Thus, if we have come to faith, we are in Christ and therefore elect, but we cannot take any credit for this. Election is all of grace. Christ says, "You did not choose Me, but I chose you" (John 15:16). Salvation is wholly due to the divine initiative. While we cannot take any credit for the privilege of election, we must accept its personal responsibility. "Do not be arrogant, but be afraid" (Rom. 11:20). Through the elect, God still desires to bless all nations. "'You are the salt of the earth.... You are the light of the world" '(Matt. 5:13,14). "'Therefore go and make disciples of all nations'" (Matt. 28:19). "'Go into all the world and preach the good news to all creation' " (Mark 16:15). The revelator declares:
    Then I saw another angel flying in midair, and he had the eternal gospel to proclaim to those who live on the earth—to every nation, tribe, language and people.—Rev. 14:6.

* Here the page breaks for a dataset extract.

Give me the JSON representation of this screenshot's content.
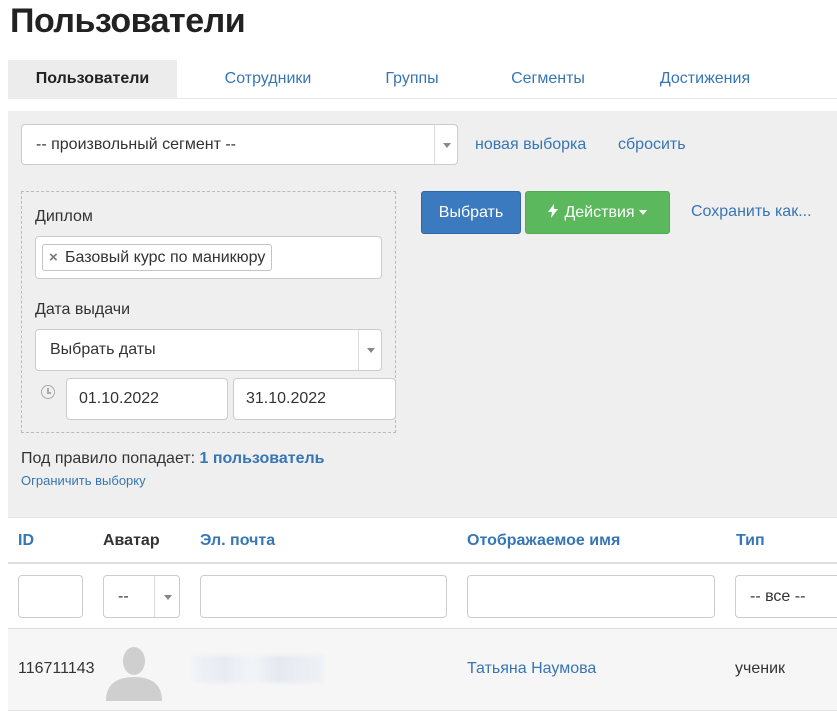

    After this I looked and there before me was a great multitude that no one could count, from every nation, tribe, people and language, standing before the throne and in front of the Lamb. They were wearing white robes and were holding palm branches in their hands. And they cried out in a loud voice:

    "Salvation belongs to our God, who sits on the throne, and to the Lamb." —Rev. 7:9, 10.
    The city does not need the sun or the moon to shine on it, for the glory of God gives it light, and the Lamb is its lamp. The nations will walk by its light, and the kings of the earth will bring their splendor into it. .. . The glory and honor of the nations will be brought into it. . .

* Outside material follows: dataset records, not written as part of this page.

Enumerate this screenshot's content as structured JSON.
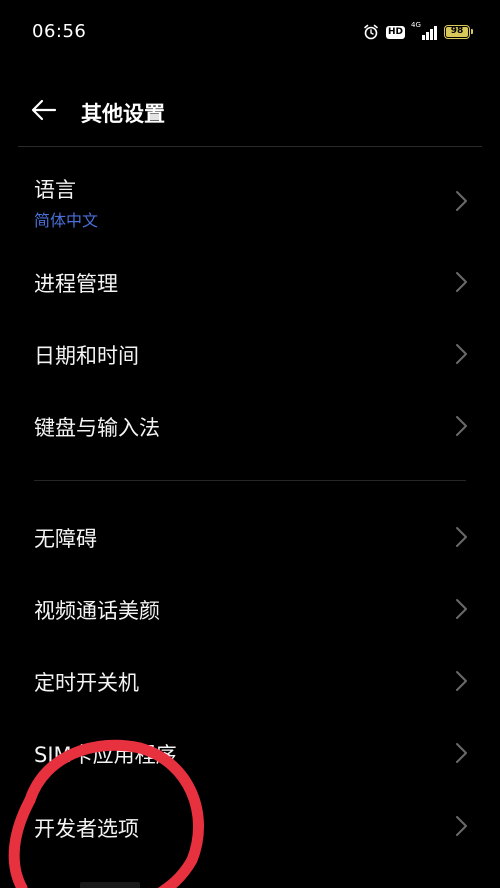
{
  "status_bar": {
    "time": "06:56",
    "hd": "HD",
    "network": "4G",
    "battery": "98",
    "battery_level": 0.98
  },
  "header": {
    "title": "其他设置"
  },
  "items": [
    {
      "label": "语言",
      "subtitle": "简体中文"
    },
    {
      "label": "进程管理"
    },
    {
      "label": "日期和时间"
    },
    {
      "label": "键盘与输入法"
    },
    {
      "label": "无障碍"
    },
    {
      "label": "视频通话美颜"
    },
    {
      "label": "定时开关机"
    },
    {
      "label": "SIM卡应用程序"
    },
    {
      "label": "开发者选项"
    }
  ],
  "colors": {
    "subtitle": "#4a6fd8",
    "annotation": "#e8313f",
    "battery": "#d8c75a"
  }
}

    On each side of the river stood the tree of life, bearing twelve crops of fruit, yielding its fruit every month. And the leaves of the tree are for the healing of the nations.—Rev. 21:23, 24, 26; 22:2.
To fail in our responsibility to be a blessing to others means that we, like the unbelieving Jews, become like that barren fig tree which merely cumbered the ground. It must be cut down. Jesus also said, "'He cuts off every branch in Me that bears no fruit' " (John 15:2).

The servant of Yahweh, brought to view in Isaiah, could only accomplish the covenantal purpose of God through suffering (Isa. 53). To be elect through union with Christ means to be elected to suffering.
    For it has been granted to you on behalf of Christ not only to believe on Him, but also to suffer for Him. — Phil. 1:29.

    I want to know Christ and the power of His resurrection and the fellowship of sharing in His sufferings, becoming like Him in His death. — Phil. 3:10.

    Dear friends, do not be surprised at the painful trial you are suffering, as though something strange were happening to you. — l Peter 4:12.
The elect should not be surprised when they are called to suffer but should rather expect it. When God called Paul, He said, "'This man is My chosen instrument to carry My name before the Gentiles and their kings and before the people of Israel. I will show him how much he must suffer for My name'"(Acts 9:15, 16). Fellowship with Christ means fellowship in His sufferings.
    Now if we are children, then we are heirs—heirs of God and co-heirs with Christ, if indeed we share in His sufferings in order that we may also share in His glory.—Rom. 8:17.



1 Although Cyrus may be in view in this scripture, the prophet uses him as a type of Christ.